### Task item
Where the records below show the word "Fields" in a line, please copy that line.

Extracted records Start Marker

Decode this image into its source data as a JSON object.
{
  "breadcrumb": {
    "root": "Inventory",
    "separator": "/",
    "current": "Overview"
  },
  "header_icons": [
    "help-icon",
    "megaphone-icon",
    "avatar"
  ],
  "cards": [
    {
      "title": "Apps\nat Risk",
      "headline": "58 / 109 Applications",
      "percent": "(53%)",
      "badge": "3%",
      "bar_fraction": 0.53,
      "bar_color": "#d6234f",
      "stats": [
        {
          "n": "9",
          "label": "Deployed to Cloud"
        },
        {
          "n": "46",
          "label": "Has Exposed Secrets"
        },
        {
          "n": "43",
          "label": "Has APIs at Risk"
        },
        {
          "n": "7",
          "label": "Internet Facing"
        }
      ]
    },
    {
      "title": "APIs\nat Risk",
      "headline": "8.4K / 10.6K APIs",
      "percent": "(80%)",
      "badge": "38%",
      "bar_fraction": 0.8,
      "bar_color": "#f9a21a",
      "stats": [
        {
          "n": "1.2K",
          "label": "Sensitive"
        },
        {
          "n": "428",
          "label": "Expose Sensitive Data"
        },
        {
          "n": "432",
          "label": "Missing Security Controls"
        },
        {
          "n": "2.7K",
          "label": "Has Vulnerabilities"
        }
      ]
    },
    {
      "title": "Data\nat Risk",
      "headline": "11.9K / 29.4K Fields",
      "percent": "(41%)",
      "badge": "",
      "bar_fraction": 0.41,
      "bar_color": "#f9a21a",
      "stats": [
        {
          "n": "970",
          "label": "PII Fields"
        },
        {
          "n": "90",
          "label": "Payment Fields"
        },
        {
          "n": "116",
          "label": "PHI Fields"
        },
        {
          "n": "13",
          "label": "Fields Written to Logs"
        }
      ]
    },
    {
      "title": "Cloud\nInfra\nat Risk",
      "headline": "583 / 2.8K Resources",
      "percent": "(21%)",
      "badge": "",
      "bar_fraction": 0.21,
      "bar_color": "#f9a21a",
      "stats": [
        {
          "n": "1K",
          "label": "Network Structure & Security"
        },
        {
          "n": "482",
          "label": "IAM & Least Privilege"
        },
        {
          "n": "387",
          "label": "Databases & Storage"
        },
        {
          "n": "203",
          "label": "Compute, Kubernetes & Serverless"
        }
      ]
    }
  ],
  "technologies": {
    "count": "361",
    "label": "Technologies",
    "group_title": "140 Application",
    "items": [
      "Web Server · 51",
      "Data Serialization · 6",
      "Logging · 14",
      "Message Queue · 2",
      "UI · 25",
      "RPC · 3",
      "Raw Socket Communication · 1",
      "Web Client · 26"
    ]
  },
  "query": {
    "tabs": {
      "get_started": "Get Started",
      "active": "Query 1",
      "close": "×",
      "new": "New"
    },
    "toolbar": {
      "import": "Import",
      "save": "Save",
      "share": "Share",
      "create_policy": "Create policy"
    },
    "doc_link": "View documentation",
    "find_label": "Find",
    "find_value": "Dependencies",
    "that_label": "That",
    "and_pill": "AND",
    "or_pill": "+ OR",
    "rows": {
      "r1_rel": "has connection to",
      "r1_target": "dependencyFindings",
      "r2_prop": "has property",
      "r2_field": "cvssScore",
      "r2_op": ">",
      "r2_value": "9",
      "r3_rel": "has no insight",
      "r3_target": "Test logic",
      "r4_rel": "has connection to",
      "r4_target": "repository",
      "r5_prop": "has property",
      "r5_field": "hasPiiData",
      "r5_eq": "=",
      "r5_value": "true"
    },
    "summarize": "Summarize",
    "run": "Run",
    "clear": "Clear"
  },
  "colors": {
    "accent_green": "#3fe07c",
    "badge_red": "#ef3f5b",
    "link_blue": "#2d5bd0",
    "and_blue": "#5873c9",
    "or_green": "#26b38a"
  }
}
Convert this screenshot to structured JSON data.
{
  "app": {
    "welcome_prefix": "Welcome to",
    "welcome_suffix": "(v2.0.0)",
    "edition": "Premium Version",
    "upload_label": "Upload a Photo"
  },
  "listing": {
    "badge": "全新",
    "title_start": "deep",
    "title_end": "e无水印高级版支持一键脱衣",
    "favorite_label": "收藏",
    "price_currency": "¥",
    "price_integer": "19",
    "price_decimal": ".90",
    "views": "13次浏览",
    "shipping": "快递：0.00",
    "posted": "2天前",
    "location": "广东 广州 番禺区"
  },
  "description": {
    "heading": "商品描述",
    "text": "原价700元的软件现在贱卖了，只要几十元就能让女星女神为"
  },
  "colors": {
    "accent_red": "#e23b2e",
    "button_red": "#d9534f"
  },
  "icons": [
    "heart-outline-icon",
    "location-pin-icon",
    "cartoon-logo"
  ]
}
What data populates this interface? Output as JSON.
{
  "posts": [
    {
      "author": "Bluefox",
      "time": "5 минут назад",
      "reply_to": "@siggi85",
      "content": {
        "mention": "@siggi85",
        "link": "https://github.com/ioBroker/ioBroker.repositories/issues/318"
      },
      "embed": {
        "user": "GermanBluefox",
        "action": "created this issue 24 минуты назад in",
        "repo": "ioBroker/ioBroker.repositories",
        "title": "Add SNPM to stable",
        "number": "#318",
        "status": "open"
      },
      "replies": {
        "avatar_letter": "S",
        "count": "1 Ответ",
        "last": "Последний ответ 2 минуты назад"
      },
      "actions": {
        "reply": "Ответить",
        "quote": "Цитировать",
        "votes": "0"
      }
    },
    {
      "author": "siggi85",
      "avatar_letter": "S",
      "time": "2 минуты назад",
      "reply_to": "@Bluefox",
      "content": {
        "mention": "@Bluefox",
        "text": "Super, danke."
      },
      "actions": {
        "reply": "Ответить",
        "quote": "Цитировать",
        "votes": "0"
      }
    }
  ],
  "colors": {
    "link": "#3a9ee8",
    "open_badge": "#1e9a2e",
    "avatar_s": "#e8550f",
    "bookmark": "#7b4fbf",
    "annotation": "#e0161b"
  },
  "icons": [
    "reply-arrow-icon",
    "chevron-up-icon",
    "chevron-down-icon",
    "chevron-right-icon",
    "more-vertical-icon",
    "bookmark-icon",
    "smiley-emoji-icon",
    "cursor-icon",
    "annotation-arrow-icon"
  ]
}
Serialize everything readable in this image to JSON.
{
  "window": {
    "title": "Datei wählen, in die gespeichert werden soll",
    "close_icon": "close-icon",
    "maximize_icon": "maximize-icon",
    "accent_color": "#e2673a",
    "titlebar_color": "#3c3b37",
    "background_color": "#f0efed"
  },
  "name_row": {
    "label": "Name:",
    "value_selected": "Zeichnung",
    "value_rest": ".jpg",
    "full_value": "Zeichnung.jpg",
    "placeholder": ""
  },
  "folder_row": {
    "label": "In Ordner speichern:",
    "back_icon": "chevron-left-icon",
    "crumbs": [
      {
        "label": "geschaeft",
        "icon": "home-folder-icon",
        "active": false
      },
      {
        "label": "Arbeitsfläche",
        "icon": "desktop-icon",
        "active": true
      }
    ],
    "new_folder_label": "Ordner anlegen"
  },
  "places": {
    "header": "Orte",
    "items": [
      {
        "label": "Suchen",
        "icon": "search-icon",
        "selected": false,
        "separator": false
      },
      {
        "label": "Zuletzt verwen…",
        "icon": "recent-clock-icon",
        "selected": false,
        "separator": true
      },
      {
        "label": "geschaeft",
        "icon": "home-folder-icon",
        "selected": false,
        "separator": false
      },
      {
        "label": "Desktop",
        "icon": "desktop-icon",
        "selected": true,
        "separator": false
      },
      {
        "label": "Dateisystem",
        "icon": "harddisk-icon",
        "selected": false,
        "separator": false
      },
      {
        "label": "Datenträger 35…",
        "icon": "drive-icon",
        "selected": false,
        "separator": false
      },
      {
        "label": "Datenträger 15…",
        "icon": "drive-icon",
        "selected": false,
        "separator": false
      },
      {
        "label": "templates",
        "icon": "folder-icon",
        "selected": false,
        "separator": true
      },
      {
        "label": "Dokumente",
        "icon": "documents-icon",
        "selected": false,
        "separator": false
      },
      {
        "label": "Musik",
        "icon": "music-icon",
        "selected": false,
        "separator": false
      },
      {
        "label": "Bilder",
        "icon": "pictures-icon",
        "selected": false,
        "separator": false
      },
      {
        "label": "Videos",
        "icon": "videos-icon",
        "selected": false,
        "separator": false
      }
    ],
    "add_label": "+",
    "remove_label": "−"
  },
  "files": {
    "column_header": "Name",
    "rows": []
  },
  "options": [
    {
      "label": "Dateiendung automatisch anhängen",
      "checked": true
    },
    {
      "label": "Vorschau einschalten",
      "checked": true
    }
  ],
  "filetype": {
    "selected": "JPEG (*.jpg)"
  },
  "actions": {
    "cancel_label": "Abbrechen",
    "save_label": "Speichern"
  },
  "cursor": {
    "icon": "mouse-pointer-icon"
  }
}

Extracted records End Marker

### Problem solution
      "headline": "11.9K / 29.4K Fields",
          "label": "PII Fields"
          "label": "Payment Fields"
          "label": "PHI Fields"
          "label": "Fields Written to Logs"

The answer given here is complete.